The Patriot League currently allows athletic scholarships in other sports, but football requires so many more players that scholarships have not been allowed since the league came into existence in 1986. Even without scholarships and being far from the klieg lights of televised bowl games, Patriot League football costs more than $4 million a year for some of its teams. League member Fordham, seeking to be more competitive, broke ranks to grant football scholarships. It did so at the short-term risk of being banned from the league championship or post-season play, clearly believing the rest of the league would swiftly follow suit. Indeed, several Patriot League football coaches and athletic directors clamored for scholarships, saying they were tired of being beaten badly in non-conference games by scholarship schools.
But the Patriot League has benefited in many ways by not giving scholarships, which have so upped the competitive ante that come colleges and universities function like semi-pro teams — at a cost to academics. By contrast, the football-player graduation rates of the Patriot League teams of Holy Cross, Lafayette, Colgate, and Bucknell range between 90 and 99 percent. Preserving that sense of balance between football and study was clearly on the mind of Lafayette President Dan Weiss who, despite bitter criticism from boosters, became the voice of opposition to football scholarships. Weiss said, “I don’t think that it’s appropriate at this time in the life of this college to be putting more money into football when there are other programs and needs that are more pressing.’’

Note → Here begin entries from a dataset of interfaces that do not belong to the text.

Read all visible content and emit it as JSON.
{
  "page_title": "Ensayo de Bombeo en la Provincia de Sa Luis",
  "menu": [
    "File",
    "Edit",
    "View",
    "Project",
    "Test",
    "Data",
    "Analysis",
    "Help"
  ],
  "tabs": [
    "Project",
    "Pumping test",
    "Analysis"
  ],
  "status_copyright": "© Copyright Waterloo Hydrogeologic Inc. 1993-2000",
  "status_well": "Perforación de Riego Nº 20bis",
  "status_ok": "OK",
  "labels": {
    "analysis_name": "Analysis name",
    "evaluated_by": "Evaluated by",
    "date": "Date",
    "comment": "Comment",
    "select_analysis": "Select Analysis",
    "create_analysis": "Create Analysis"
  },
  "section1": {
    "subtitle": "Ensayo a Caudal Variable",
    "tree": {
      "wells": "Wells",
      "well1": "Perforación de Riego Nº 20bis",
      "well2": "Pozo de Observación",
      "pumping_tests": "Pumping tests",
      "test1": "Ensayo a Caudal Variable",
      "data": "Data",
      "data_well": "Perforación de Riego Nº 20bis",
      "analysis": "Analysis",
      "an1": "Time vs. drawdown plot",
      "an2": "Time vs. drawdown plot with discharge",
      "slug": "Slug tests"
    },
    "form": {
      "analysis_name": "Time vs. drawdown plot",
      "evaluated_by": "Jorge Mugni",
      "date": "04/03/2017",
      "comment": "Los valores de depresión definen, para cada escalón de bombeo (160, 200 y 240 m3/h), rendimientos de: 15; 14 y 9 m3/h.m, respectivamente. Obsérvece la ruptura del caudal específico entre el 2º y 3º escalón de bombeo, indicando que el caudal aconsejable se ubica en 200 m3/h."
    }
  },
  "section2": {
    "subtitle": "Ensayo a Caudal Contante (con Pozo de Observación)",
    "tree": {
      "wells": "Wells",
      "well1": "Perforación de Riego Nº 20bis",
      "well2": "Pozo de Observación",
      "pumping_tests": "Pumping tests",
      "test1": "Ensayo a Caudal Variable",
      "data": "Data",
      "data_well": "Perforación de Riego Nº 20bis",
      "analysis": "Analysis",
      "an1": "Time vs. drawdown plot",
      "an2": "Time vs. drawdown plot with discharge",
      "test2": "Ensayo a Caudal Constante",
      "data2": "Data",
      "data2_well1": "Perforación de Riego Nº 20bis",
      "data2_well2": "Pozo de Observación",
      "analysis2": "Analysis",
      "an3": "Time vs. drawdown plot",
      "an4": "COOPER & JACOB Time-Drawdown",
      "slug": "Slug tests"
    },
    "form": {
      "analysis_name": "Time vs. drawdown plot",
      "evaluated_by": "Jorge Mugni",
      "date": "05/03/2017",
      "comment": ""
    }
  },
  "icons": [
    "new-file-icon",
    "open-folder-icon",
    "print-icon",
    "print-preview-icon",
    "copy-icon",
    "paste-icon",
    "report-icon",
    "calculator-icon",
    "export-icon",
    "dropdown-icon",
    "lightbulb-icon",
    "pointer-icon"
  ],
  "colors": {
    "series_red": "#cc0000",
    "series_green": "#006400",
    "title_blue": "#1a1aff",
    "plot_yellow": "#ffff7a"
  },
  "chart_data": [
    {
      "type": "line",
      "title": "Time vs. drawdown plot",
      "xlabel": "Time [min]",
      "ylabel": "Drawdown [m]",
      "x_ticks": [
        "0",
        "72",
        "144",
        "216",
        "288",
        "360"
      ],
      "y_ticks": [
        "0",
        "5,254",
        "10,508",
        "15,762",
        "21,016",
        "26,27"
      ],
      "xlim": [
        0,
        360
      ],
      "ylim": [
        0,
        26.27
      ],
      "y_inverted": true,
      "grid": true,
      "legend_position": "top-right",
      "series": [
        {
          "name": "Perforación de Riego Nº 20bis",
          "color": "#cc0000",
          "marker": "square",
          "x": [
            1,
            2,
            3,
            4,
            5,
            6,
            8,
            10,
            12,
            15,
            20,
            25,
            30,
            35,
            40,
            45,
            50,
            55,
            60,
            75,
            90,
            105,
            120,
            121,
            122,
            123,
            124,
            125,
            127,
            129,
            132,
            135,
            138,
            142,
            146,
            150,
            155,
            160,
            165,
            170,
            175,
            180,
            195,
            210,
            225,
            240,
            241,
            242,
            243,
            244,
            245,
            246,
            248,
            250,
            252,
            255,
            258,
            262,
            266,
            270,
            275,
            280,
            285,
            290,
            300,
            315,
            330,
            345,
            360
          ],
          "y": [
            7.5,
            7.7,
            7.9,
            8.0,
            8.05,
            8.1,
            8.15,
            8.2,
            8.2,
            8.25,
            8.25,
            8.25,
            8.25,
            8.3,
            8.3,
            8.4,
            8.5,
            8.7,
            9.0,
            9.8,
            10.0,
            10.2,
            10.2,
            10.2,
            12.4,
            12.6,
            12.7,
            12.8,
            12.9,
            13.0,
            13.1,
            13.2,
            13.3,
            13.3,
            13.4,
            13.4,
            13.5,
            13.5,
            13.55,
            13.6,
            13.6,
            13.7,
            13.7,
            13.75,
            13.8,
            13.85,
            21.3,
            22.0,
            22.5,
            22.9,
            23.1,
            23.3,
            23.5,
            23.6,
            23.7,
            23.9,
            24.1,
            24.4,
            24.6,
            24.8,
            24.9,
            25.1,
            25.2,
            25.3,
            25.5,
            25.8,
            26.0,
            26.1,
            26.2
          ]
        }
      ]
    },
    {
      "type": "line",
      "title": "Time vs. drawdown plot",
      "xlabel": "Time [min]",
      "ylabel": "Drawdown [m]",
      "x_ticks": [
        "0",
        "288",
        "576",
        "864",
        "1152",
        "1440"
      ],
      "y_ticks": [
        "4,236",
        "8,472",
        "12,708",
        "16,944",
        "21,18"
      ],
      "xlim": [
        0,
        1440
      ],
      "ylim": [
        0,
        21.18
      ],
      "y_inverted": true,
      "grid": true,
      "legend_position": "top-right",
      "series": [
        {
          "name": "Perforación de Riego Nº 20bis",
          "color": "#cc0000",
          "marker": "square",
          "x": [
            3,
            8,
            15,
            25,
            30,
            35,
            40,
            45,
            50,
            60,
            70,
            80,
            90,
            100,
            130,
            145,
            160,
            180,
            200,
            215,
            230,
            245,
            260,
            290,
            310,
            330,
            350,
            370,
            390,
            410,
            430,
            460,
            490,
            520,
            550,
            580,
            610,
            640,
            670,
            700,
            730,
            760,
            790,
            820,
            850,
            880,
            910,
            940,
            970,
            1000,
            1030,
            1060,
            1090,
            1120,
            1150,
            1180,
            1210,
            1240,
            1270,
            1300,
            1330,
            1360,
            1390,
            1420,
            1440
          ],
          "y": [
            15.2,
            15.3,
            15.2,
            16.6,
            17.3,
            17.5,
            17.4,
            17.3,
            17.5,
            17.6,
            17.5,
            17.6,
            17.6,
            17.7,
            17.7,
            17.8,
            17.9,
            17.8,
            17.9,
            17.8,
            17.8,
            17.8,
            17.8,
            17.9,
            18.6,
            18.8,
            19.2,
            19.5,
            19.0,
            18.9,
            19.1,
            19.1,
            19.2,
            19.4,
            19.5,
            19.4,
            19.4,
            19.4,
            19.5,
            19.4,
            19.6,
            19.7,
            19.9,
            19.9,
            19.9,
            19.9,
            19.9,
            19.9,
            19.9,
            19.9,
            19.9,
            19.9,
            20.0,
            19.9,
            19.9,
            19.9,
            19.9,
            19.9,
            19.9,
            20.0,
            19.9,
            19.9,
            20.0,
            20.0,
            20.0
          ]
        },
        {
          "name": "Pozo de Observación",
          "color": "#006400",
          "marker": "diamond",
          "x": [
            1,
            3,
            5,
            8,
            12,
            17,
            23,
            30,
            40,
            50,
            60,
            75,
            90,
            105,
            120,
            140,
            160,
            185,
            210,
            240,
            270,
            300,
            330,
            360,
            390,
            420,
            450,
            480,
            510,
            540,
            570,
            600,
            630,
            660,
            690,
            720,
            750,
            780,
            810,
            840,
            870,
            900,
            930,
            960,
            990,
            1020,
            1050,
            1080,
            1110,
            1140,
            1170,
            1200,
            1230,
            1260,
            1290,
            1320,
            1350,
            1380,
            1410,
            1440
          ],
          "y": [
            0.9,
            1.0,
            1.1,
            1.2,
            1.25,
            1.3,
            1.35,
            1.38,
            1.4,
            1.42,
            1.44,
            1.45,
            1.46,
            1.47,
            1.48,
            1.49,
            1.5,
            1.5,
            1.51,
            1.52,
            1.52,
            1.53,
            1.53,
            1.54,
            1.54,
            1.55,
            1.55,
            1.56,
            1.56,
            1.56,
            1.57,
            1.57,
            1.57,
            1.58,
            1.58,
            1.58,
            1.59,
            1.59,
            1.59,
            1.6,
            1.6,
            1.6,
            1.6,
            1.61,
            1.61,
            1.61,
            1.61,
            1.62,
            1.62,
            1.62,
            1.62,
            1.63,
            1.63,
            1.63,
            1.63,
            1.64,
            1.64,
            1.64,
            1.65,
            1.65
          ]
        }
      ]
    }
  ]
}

His voice carried the day as the presidents did not approve scholarships this time around. The stated mission of the Patriot League is to promote athletics “within a context that holds paramount the high academic standards and integrity of member institutions.’’ While boosters dream of championships and sky boxes, Weiss refused to be boxed in. He and the other presidents deserve credit for upholding the league’s sense of priorities.